IBM Hackathon Leads to Quantum Cloud Integration With Trapped Ion Devices

Qiskit, is IBM’s open-source quantum computing platform and it now works with trapped ion devices – not just the IBM superconducting systems. The first company to connect Qiskit to a trapped ion device is Austrian-based startup Alpine Quantum Technologies. Their users can program a 5-qubit trapped ion device, over the cloud. They are a spinoff of the University of Innsbruck, students at the university can also use Qiskit to program their trapped ion device.
Nextbigfuture interviewed Paul Nation, a co-author of of the IBM Research blog. Paul worked with Alpine Quantum’s use of Qiskit and is a researcher at IBM.

The latest Qiskit 0.13 release features support for trapped ion devices via the introduction of XX – or Mølmer-Sørenson (MS) gates – transpilation between superconducting and trapped ion gate sets, and the qiskit-aqt-provider for communicating with the Innsbruck device.

Enabling this support only took three days from concept to data, and highlights the ease at which differing qubit platforms can be incorporated into the Qiskit framework. Here we showcase these new features and demonstrate how a Qiskit user can write a circuit once, and seamlessly execute it on IBM quantum and AQT backends.

There were two parts to create support for a new quantum technology on the qubit platform in Qiskit.

1. If the native gates do not currently exist, they must be specified. The trapped ion support involved specifying the global MS gate, and its corresponding two-qubit building block the XX-rotation gate (rxx). Once defined, the decomposition rules between different basis gates must added. This allows the Qiskit transpiler to take an input circuit defined in one basis, and output the same circuit rewritten in any other supported gate set.
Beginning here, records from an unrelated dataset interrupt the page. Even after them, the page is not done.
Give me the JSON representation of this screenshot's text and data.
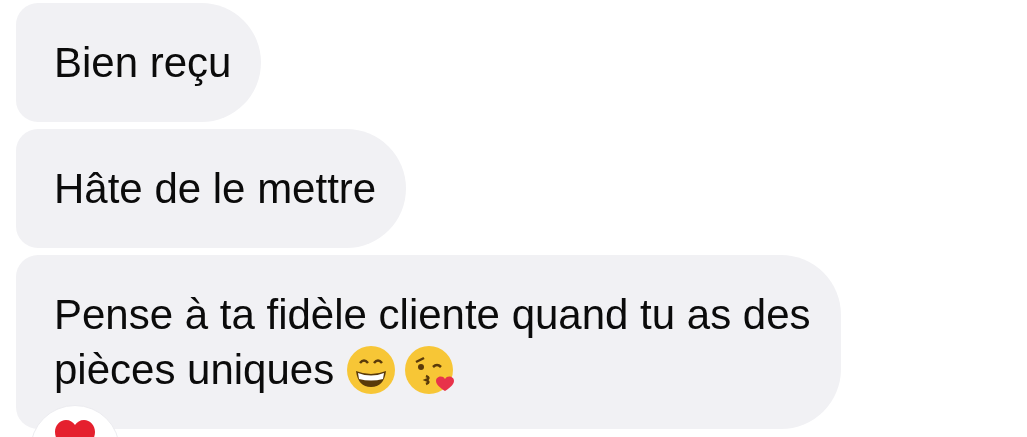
{
  "messages": [
    {
      "lines": [
        "Bien reçu"
      ]
    },
    {
      "lines": [
        "Hâte de le mettre"
      ]
    },
    {
      "lines": [
        "Pense à ta fidèle cliente quand tu as des",
        "pièces uniques"
      ],
      "emojis": [
        {
          "kind": "grin"
        },
        {
          "kind": "kiss"
        }
      ],
      "reaction": {
        "kind": "heart"
      }
    }
  ]
}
The decomposition between cx, rxx, and global MS gates is shown below.

Decomposition rules between superconducting and trapped ion entangling gates. At bottom, the decomposition of a three-qubit global ms gate into pairwise cx interactions.

2. In order to execute the circuits, the new quantum computing device must be reachable. In Qiskit, this entails writing a ‘provider’ that handles the API connections, authentication, as well as job submission and retrieval between Qiskit and the host backend. The format for this is spelled out in the Qiskit Specification. Once written, a user can write a quantum circuit in Qiskit, and by simply importing the provider, compile it for the devices accessible via that provider. This means that any of the libraries built into Qiskit, be it for quantum applications and algorithms (Aqua), or benchmarking and noise estimation tools (Ignis), can all be developed and applied to multiple quantum computing technologies effortlessly.

IBM is Creating a Quantum Ecosystem With Qiskit and Using Hackathons to Accelerate Learning in the Quantum Community

There are many international Qiskit camps every year.

Qiskit Camp Asia
Location: Tokyo, Japan
Updated Dates: 18–21 November 2019
Venue: A hackathon will take place at Hoshino Resort Risonare Yatsugatake, which is surrounded by Yamanashi Wine country and has views of Mount Fuji.

Qiskit Camp Africa
Location: Johannesburg, South Africa
Dates: 11­–14 December 2019
Venue: A hackathon will take place at the Kwa Maritane Bush Lodge, which is a wildlife refuge located on the slopes of a 2-billion-year-old volcano in the Pilanesberg National Park

Get Started With a Quantum Coding Series

IBM has a blog post describing how people can build their quantum skills.

There is a series of video tutorials in our YouTube Channel explaining quantum computing through the use of Qiskit.

There is also a Qiskit Textbook.

Chapter 0. Prerequisites
Python and Jupyter Notebooks
Linear Algebra

Chapter 1. Quantum States and Qubits
The Atoms of Computation
The Unique Properties of Qubits
Writing Down Qubit States
Pauli Matrices and the Bloch Sphere
States for Many Qubits

Chapter 2. Single-Qubit and Multi-Qubit Gates
Quantum Gates
Fun with Matrices
The Standard Gate Set
Proving Universality
Basic Circuit Identities

Chapter 3. Quantum Algorithms
Quantum Teleportation
Deutsch-Josza Algorithm
Bernstein-Vazirani Algorithm
Simon’s Algorithm
Quantum Fourier Transform
Quantum Phase Estimation
Grover’s Algorithm

Chapter 4. Quantum Algorithms for Applications
Simulating Molecules using VQE
Solving Satisfiability Problems using Grover’s Algorithm

Chapter 5. Investigating Quantum Hardware Using Qiskit
Calibrating Qubits with OpenPulse
Introduction to Quantum Error Correction using Repetition Codes
Measurement Error Mitigation
Randomized Benchmarking
Measuring Quantum Volume
Chapter 6. Implementations of Recent Quantum Algorithms
Variational Quantum Linear Solver

SOURCES- IBM, Interview with Paul Nation, Qiskit
Written By Brian Wang,